Renal cell carcinoma comprises approximately 3% of all adult malignancies13
and is increasingly diagnosed as an incidental finding during routine radiologic imaging.6,16
However, ccRCC may present with metastatic lesions in patients with concurrent clinically undiagnosed primary or a remote history of renal cancer; approximately one third of patients are diagnosed with metastatic disease at the time of presentation.16
Metastatic ccRCC most frequently involves the lung, bone, liver, and brain, but ccRCC also characteristically involves “unusual” sites of metastasis and can involve nearly any organ in the body such as the thyroid and pancreas.16
Metastatic ccRCC is the most common metastasis to involve the thyroid gland, accounting for approximately 33% of all metastases in the thyroid in clinical material.17
In the thyroid, metastatic ccRCC could be misinterpreted as a clear-cell change in adenomatoid nodules, follicular adenomas, or parathyroid gland adenomas.

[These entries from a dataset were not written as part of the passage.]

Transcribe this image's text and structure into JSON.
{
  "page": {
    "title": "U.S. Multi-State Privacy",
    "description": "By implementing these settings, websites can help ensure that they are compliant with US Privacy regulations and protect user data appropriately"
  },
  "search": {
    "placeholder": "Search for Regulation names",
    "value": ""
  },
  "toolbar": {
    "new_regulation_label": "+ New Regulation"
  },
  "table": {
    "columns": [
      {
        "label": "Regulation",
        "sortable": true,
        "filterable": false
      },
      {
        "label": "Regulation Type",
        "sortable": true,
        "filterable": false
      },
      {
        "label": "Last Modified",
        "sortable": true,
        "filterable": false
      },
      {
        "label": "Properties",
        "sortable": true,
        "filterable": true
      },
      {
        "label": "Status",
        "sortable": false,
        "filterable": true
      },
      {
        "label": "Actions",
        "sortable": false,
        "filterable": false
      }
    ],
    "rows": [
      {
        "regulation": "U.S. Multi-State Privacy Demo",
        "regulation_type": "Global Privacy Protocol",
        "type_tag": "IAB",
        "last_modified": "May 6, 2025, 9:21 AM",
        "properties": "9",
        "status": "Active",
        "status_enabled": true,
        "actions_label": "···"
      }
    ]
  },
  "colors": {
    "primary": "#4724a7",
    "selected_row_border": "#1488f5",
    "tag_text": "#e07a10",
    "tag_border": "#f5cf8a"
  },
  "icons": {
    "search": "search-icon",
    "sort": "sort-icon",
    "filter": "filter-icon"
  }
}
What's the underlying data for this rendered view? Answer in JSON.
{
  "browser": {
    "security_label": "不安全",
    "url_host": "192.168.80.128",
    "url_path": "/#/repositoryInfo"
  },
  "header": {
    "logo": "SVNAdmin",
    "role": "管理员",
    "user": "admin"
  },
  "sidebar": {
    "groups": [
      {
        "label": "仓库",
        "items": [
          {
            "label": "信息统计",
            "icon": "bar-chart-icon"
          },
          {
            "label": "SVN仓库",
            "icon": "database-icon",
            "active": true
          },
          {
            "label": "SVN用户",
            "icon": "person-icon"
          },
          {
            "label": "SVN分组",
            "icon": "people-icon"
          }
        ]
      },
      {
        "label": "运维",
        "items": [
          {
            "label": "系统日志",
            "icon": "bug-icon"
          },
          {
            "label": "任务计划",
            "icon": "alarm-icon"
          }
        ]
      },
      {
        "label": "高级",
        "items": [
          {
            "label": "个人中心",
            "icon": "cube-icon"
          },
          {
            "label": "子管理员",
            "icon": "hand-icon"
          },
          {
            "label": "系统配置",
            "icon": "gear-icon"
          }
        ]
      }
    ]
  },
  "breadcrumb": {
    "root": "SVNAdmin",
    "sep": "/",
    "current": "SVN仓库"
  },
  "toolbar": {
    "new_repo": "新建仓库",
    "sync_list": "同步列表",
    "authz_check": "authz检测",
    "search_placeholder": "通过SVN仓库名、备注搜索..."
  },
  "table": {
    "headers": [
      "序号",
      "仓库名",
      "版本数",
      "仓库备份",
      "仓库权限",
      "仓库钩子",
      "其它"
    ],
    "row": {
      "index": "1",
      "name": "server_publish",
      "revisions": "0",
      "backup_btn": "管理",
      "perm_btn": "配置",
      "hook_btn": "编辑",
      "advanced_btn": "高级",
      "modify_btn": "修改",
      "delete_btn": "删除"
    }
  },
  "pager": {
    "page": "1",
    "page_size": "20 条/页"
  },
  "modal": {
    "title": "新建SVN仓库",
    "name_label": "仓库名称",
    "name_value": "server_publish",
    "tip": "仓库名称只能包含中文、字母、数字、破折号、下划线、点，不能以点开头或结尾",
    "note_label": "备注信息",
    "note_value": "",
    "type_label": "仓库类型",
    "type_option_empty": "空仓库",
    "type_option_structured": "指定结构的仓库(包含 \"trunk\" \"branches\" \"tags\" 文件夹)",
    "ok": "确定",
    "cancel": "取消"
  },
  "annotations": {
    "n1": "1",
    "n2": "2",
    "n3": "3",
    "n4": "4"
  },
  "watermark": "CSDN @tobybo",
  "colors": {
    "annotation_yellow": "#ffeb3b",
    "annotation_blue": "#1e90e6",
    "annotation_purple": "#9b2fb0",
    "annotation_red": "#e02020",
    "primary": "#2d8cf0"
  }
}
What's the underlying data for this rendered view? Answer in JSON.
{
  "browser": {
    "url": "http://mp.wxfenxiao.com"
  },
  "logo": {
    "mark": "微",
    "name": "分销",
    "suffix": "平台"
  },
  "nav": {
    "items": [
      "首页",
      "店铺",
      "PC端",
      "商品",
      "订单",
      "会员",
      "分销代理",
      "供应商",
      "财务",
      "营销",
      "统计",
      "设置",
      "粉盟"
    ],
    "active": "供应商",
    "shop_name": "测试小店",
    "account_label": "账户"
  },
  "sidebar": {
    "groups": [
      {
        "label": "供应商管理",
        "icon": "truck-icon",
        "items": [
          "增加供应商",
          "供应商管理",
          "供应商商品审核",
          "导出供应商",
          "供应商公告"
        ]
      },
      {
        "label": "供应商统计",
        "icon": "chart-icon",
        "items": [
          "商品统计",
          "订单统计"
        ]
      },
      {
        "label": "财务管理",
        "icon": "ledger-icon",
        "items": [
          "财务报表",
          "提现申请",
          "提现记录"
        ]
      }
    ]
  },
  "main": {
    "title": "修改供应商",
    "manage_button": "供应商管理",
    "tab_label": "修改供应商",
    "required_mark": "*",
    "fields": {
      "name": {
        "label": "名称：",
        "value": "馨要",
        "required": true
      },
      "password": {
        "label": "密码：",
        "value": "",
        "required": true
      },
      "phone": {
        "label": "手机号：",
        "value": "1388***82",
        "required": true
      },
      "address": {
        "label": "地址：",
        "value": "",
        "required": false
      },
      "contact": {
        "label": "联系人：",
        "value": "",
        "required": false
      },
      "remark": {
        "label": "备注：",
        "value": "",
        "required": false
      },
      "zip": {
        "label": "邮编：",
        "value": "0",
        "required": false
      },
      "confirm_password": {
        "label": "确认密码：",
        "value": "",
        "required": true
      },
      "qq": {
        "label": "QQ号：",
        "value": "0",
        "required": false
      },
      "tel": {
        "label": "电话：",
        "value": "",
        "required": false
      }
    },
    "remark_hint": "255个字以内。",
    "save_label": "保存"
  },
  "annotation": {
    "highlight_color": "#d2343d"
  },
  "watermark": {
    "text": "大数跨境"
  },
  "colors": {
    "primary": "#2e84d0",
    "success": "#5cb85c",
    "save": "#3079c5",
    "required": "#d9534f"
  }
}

In one series of metastatic ccRCC in the thyroid gland, 36% of metastases were the initial manifestation of renal cell carcinoma in these patients.10
PAX8 is a transcription factor expressed by both thyroid and renal-lineage cells.7,8,12,14,20
In the thyroid, its role has long been established as a transcriptional regulator by binding to the thyroperoxidase promoter.7,14
Translocations involving chromosomes 2 and 3 create a fusion product of PAX8 and peroxisome proliferator-activated receptor-γ, which can be seen in follicular adenomas and carcinomas.8
Immunolabeling for PAX8 is not routinely used in metastatic thyroid lesions, whereas immunolabeling for the transcription factor TTF1 is more commonly used.8
The detection of PAX8 by IHC has been variable in thyroid neoplasms.18,19
In contrast, PAX8 IHC labeling is frequently used to support the diagnosis of metastatic renal neoplasms.2
CAIX is a downstream effector of the von Hippel-Lindau hypoxia inducible pathway, which plays a major role in the pathogenesis of ccRCC, and CAIX can be detected by IHC in ccRCC and other renal neoplasms.1,3,4,9
Its expression has been extensively and controversially investigated as an independent predictor of survival in ccRCC.5,15
CAIX expression has been studied in a wide range of normal and neoplastic human tissues,11
but its expression in thyroid has not been studied.
Although the diagnosis of metastatic ccRCC may be strongly suspected on the basis of histomorphology, IHC studies are often necessary to confirm the diagnosis, especially in patients with no known history of primary ccRCC. No previous study has evaluated the diagnostic use of PAX8 and CAIX in the setting of metastatic ccRCC in the thyroid. Here, we investigated the expression of PAX8, CAIX, TTF, and TGB in 12 cases of metastatic ccRCC in the thyroid and in parathyroid glands and adenomas with clear-cell change, papillary thyroid carcinomas, thyroid follicular adenomas, and adenomatoid nodules.
As expected, PAX8 is not a useful immunomarker in distinguishing metastatic ccRCC from primary thyroid lesions. Although PAX8 will be negative in parathyroid lesions, the marker still has limited use because positive staining does not further distinguish between thyroid and renal lesions. Additional markers that are specific for parathyroid, such as parathyroid hormone and chromogranin, can also be used in this setting. Histologic clues that support the diagnosis of parathyroid tissue include the presence of acidophilic oxyphil cells and admixed fibroadipose tissue ().
An immunoprofile of “TTF1(−)/TGB(−)/CAIX(+)” was 100% sensitive and specific for metastatic ccRCC in the thyroid. The reverse profile “TTF1(+)/TGB(+)/CAIX(−)” supported a primary thyroid lesion. However, this study is limited to 12 cases, and these findings should be validated in a larger series.
Thyroid nodules are routinely sampled by FNA for diagnostic evaluation.21
One of the cases of metastatic ccRCC included in this series was initially diagnosed as an adenomatoid nodule on preoperative FNA. A high index of suspicion must be maintained for metastatic ccRCC in the thyroid in an FNA containing cells with a prominent clear cytoplasm and fine vasculature, as ccRCC may present as an isolated metastasis with an occult or remote primary.16
The potential use of the immunopanel of TTF, TGB, and CAIX in thyroid FNAs will be explored in a separate study.